• _Required action_
Copy out the entire listing word for word.

• _Extracted data_
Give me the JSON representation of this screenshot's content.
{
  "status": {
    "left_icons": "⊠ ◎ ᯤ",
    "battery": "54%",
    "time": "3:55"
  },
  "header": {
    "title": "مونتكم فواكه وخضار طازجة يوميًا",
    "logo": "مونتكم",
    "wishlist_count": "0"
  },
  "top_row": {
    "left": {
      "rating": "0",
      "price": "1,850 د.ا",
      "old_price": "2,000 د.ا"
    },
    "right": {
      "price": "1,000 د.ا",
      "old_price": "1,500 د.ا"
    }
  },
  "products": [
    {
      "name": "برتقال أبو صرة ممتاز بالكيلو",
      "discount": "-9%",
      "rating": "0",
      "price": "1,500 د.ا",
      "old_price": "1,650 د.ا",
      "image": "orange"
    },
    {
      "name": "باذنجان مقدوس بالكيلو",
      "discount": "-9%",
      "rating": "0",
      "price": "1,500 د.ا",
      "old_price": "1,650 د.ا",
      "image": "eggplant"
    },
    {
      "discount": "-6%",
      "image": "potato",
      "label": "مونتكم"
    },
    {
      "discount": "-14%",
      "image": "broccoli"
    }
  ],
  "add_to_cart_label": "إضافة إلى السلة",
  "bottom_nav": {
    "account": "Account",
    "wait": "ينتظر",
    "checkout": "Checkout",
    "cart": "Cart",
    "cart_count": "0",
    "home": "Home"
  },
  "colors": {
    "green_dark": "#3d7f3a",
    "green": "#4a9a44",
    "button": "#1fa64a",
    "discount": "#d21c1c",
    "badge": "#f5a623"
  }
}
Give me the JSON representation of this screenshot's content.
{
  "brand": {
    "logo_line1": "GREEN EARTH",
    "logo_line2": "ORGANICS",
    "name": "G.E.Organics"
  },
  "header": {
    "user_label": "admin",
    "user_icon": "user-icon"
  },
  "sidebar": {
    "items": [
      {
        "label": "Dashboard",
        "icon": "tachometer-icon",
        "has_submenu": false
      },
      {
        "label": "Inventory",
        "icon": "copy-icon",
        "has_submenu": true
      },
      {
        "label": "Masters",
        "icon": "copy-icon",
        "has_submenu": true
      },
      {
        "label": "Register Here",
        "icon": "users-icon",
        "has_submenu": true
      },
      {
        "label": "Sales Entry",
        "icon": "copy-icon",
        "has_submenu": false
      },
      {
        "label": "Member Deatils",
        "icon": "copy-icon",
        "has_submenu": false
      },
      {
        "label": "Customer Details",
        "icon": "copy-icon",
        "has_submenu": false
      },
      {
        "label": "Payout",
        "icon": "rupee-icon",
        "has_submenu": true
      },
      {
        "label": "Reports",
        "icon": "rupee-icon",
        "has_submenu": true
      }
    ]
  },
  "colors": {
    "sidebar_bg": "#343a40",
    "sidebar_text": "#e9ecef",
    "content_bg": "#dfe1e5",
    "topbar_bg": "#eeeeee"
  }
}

• _Response area_
Give me the JSON representation of this screenshot's content.
{
  "status": {
    "left_icons": "⊠ ◎ ᯤ",
    "battery": "54%",
    "time": "3:55"
  },
  "header": {
    "title": "مونتكم فواكه وخضار طازجة يوميًا",
    "logo": "مونتكم",
    "wishlist_count": "0"
  },
  "top_row": {
    "left": {
      "rating": "0",
      "price": "1,850 د.ا",
      "old_price": "2,000 د.ا"
    },
    "right": {
      "price": "1,000 د.ا",
      "old_price": "1,500 د.ا"
    }
  },
  "products": [
    {
      "name": "برتقال أبو صرة ممتاز بالكيلو",
      "discount": "-9%",
      "rating": "0",
      "price": "1,500 د.ا",
      "old_price": "1,650 د.ا",
      "image": "orange"
    },
    {
      "name": "باذنجان مقدوس بالكيلو",
      "discount": "-9%",
      "rating": "0",
      "price": "1,500 د.ا",
      "old_price": "1,650 د.ا",
      "image": "eggplant"
    },
    {
      "discount": "-6%",
      "image": "potato",
      "label": "مونتكم"
    },
    {
      "discount": "-14%",
      "image": "broccoli"
    }
  ],
  "add_to_cart_label": "إضافة إلى السلة",
  "bottom_nav": {
    "account": "Account",
    "wait": "ينتظر",
    "checkout": "Checkout",
    "cart": "Cart",
    "cart_count": "0",
    "home": "Home"
  },
  "colors": {
    "green_dark": "#3d7f3a",
    "green": "#4a9a44",
    "button": "#1fa64a",
    "discount": "#d21c1c",
    "badge": "#f5a623"
  }
}
Give me the JSON representation of this screenshot's content.
{
  "brand": {
    "logo_line1": "GREEN EARTH",
    "logo_line2": "ORGANICS",
    "name": "G.E.Organics"
  },
  "header": {
    "user_label": "admin",
    "user_icon": "user-icon"
  },
  "sidebar": {
    "items": [
      {
        "label": "Dashboard",
        "icon": "tachometer-icon",
        "has_submenu": false
      },
      {
        "label": "Inventory",
        "icon": "copy-icon",
        "has_submenu": true
      },
      {
        "label": "Masters",
        "icon": "copy-icon",
        "has_submenu": true
      },
      {
        "label": "Register Here",
        "icon": "users-icon",
        "has_submenu": true
      },
      {
        "label": "Sales Entry",
        "icon": "copy-icon",
        "has_submenu": false
      },
      {
        "label": "Member Deatils",
        "icon": "copy-icon",
        "has_submenu": false
      },
      {
        "label": "Customer Details",
        "icon": "copy-icon",
        "has_submenu": false
      },
      {
        "label": "Payout",
        "icon": "rupee-icon",
        "has_submenu": true
      },
      {
        "label": "Reports",
        "icon": "rupee-icon",
        "has_submenu": true
      }
    ]
  },
  "colors": {
    "sidebar_bg": "#343a40",
    "sidebar_text": "#e9ecef",
    "content_bg": "#dfe1e5",
    "topbar_bg": "#eeeeee"
  }
}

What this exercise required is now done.